(Data entries)
- - - - -

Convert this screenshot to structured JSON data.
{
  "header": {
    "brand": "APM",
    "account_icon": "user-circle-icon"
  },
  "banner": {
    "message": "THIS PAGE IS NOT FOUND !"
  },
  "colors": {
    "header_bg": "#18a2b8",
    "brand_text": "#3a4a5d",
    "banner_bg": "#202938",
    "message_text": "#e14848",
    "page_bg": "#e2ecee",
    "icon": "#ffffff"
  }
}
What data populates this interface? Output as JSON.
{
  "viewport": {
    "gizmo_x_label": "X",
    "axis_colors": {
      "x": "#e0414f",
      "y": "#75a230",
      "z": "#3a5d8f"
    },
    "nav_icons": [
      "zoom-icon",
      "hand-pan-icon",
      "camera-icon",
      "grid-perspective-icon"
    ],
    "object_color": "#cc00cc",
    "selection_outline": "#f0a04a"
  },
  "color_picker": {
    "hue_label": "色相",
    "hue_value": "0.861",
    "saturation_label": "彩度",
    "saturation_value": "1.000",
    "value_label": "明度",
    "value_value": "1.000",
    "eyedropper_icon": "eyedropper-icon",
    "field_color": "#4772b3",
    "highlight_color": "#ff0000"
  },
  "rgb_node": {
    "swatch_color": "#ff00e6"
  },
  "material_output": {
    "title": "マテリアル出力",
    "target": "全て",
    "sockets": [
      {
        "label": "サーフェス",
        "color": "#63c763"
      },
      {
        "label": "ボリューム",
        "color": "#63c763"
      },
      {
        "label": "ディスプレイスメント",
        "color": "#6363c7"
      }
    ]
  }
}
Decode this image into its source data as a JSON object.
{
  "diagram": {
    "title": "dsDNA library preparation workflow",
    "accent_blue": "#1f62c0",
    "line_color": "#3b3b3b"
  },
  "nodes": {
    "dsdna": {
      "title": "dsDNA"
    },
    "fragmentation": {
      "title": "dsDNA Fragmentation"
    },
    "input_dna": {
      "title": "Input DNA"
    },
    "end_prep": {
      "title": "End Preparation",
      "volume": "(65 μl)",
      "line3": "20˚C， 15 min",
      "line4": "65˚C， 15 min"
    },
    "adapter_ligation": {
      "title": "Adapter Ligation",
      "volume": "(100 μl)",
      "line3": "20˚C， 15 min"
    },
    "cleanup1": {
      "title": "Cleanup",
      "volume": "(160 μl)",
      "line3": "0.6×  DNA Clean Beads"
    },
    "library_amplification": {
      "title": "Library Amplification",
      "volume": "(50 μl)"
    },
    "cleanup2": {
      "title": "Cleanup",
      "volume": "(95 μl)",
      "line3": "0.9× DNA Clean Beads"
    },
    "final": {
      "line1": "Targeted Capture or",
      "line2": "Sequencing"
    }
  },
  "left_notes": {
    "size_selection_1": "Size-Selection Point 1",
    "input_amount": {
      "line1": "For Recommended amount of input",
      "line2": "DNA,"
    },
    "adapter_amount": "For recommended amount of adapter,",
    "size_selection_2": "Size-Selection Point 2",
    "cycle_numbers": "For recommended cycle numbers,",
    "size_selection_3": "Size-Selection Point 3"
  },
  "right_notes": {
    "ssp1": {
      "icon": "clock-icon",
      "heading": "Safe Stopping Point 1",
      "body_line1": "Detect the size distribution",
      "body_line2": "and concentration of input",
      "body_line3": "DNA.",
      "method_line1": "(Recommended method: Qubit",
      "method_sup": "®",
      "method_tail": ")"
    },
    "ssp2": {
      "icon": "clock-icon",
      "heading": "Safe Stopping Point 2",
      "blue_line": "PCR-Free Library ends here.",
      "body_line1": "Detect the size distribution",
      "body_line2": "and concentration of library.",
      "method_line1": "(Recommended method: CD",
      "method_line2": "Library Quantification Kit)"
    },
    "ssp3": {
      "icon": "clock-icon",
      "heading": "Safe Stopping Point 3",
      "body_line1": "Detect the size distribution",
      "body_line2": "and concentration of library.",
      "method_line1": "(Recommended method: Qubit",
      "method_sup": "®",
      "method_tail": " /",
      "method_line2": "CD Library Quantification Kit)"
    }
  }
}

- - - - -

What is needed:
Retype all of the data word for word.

Answer to the exercise:
Convert this screenshot to structured JSON data.
{
  "header": {
    "brand": "APM",
    "account_icon": "user-circle-icon"
  },
  "banner": {
    "message": "THIS PAGE IS NOT FOUND !"
  },
  "colors": {
    "header_bg": "#18a2b8",
    "brand_text": "#3a4a5d",
    "banner_bg": "#202938",
    "message_text": "#e14848",
    "page_bg": "#e2ecee",
    "icon": "#ffffff"
  }
}
What data populates this interface? Output as JSON.
{
  "viewport": {
    "gizmo_x_label": "X",
    "axis_colors": {
      "x": "#e0414f",
      "y": "#75a230",
      "z": "#3a5d8f"
    },
    "nav_icons": [
      "zoom-icon",
      "hand-pan-icon",
      "camera-icon",
      "grid-perspective-icon"
    ],
    "object_color": "#cc00cc",
    "selection_outline": "#f0a04a"
  },
  "color_picker": {
    "hue_label": "色相",
    "hue_value": "0.861",
    "saturation_label": "彩度",
    "saturation_value": "1.000",
    "value_label": "明度",
    "value_value": "1.000",
    "eyedropper_icon": "eyedropper-icon",
    "field_color": "#4772b3",
    "highlight_color": "#ff0000"
  },
  "rgb_node": {
    "swatch_color": "#ff00e6"
  },
  "material_output": {
    "title": "マテリアル出力",
    "target": "全て",
    "sockets": [
      {
        "label": "サーフェス",
        "color": "#63c763"
      },
      {
        "label": "ボリューム",
        "color": "#63c763"
      },
      {
        "label": "ディスプレイスメント",
        "color": "#6363c7"
      }
    ]
  }
}
Decode this image into its source data as a JSON object.
{
  "diagram": {
    "title": "dsDNA library preparation workflow",
    "accent_blue": "#1f62c0",
    "line_color": "#3b3b3b"
  },
  "nodes": {
    "dsdna": {
      "title": "dsDNA"
    },
    "fragmentation": {
      "title": "dsDNA Fragmentation"
    },
    "input_dna": {
      "title": "Input DNA"
    },
    "end_prep": {
      "title": "End Preparation",
      "volume": "(65 μl)",
      "line3": "20˚C， 15 min",
      "line4": "65˚C， 15 min"
    },
    "adapter_ligation": {
      "title": "Adapter Ligation",
      "volume": "(100 μl)",
      "line3": "20˚C， 15 min"
    },
    "cleanup1": {
      "title": "Cleanup",
      "volume": "(160 μl)",
      "line3": "0.6×  DNA Clean Beads"
    },
    "library_amplification": {
      "title": "Library Amplification",
      "volume": "(50 μl)"
    },
    "cleanup2": {
      "title": "Cleanup",
      "volume": "(95 μl)",
      "line3": "0.9× DNA Clean Beads"
    },
    "final": {
      "line1": "Targeted Capture or",
      "line2": "Sequencing"
    }
  },
  "left_notes": {
    "size_selection_1": "Size-Selection Point 1",
    "input_amount": {
      "line1": "For Recommended amount of input",
      "line2": "DNA,"
    },
    "adapter_amount": "For recommended amount of adapter,",
    "size_selection_2": "Size-Selection Point 2",
    "cycle_numbers": "For recommended cycle numbers,",
    "size_selection_3": "Size-Selection Point 3"
  },
  "right_notes": {
    "ssp1": {
      "icon": "clock-icon",
      "heading": "Safe Stopping Point 1",
      "body_line1": "Detect the size distribution",
      "body_line2": "and concentration of input",
      "body_line3": "DNA.",
      "method_line1": "(Recommended method: Qubit",
      "method_sup": "®",
      "method_tail": ")"
    },
    "ssp2": {
      "icon": "clock-icon",
      "heading": "Safe Stopping Point 2",
      "blue_line": "PCR-Free Library ends here.",
      "body_line1": "Detect the size distribution",
      "body_line2": "and concentration of library.",
      "method_line1": "(Recommended method: CD",
      "method_line2": "Library Quantification Kit)"
    },
    "ssp3": {
      "icon": "clock-icon",
      "heading": "Safe Stopping Point 3",
      "body_line1": "Detect the size distribution",
      "body_line2": "and concentration of library.",
      "method_line1": "(Recommended method: Qubit",
      "method_sup": "®",
      "method_tail": " /",
      "method_line2": "CD Library Quantification Kit)"
    }
  }
}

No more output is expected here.